In this series we are exploring the weird and wonderful world of astronomy jargon! Take a strange trip through today’s topic: wormholes!
Albert Einstein and Nathan Rosen were the first to realize that wormholes might exist. First you take a normal black hole – you know, a singularity surrounded by an event horizon where nothing can escape. Then you take its mirror image, a white hole, which is a singularity surrounded by an event horizon where nothing can ever enter. When you combine the two together, you get a wormhole, a connected tunnel between two points in space.
Ah, there is one catch to this simple type of wormhole. Once you enter it you can’t actually leave, and you will be crushed into the singularity at the center. That’s because the entrance to this kind of wormhole (known as an “Einstein-Rosen bridge”) is behind the black hole event horizon. And the very definition of an event horizon is that you can’t escape once you cross it.

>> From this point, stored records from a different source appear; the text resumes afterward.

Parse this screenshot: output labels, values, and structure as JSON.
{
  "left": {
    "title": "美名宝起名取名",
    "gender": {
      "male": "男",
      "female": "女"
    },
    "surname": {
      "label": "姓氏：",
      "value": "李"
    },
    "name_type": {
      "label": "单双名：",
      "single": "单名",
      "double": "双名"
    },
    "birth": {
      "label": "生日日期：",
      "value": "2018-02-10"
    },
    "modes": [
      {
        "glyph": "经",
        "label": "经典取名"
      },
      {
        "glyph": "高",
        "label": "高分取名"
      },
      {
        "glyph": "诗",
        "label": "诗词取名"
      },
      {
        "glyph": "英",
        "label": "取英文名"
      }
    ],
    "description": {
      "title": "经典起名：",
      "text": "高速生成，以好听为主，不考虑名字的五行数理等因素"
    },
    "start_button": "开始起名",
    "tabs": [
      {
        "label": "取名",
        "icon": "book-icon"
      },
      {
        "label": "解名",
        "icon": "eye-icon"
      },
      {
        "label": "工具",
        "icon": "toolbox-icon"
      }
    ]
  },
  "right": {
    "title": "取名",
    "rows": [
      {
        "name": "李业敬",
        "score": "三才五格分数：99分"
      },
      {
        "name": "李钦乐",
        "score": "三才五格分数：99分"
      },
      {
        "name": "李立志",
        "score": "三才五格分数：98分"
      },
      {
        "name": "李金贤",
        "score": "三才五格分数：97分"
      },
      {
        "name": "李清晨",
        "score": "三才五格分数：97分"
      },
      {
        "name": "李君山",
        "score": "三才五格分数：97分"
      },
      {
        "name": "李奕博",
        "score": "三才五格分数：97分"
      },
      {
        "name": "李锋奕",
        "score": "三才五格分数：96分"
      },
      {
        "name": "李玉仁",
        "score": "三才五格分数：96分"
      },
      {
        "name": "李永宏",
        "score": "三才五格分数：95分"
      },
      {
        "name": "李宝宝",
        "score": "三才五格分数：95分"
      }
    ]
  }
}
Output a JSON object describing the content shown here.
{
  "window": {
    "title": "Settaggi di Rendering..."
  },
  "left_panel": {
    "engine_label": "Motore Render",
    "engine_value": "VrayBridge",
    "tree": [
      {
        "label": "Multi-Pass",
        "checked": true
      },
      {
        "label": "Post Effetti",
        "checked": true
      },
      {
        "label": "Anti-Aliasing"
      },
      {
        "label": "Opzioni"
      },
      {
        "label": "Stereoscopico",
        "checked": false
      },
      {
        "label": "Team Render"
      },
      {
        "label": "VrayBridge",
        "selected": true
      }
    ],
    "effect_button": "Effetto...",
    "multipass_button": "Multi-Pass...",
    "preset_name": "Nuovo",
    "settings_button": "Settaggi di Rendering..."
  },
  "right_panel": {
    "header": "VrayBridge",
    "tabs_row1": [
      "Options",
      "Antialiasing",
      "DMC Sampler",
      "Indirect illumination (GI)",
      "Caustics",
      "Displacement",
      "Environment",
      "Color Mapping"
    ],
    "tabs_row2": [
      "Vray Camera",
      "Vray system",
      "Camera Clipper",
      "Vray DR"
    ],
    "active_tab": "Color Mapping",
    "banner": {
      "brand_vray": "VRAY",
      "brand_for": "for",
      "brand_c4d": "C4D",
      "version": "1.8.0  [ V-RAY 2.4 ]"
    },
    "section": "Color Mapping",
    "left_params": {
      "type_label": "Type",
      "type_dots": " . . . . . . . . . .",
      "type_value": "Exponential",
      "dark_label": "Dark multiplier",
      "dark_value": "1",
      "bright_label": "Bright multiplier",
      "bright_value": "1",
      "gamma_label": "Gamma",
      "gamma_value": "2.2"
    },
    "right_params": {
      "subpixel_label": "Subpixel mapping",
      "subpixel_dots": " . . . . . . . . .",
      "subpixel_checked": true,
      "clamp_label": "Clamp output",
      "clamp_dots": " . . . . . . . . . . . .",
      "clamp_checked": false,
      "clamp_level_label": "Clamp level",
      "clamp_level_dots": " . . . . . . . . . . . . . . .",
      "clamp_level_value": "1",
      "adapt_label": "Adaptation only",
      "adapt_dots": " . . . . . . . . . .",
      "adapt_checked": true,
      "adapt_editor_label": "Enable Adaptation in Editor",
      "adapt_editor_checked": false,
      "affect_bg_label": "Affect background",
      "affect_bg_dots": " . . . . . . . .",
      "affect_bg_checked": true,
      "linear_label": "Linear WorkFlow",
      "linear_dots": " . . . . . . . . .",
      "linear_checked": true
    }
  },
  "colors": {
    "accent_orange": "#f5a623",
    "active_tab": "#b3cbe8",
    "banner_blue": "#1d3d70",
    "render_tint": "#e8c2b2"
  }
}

So that’s not very useful.
To build a stable wormhole, also called a traversable wormhole, you need something really exotic. As in, literally exotic matter: matter that has negative mass. That’s the only way to place the wormhole entrance outside the event horizon, and keep it stable as things travel down the tunnel.
Right, negative mass doesn’t exist. But what about negative energy? Negative energy is found in all sorts of interesting quantum setups, and physicists openly wonder if that kind of negative energy can be somehow adapted to construct a wormhole.
Wormholes are purely hypothetical at this point. We’re not sure if the negative energy we observe in some experiments is the “right” kind of negative energy to build a real wormhole. The math here gets really tricky and hard to follow, and we don’t have a solid grounding on the physics to guide us.
So for now, wormholes will remain a staple of science fiction, and not science fact.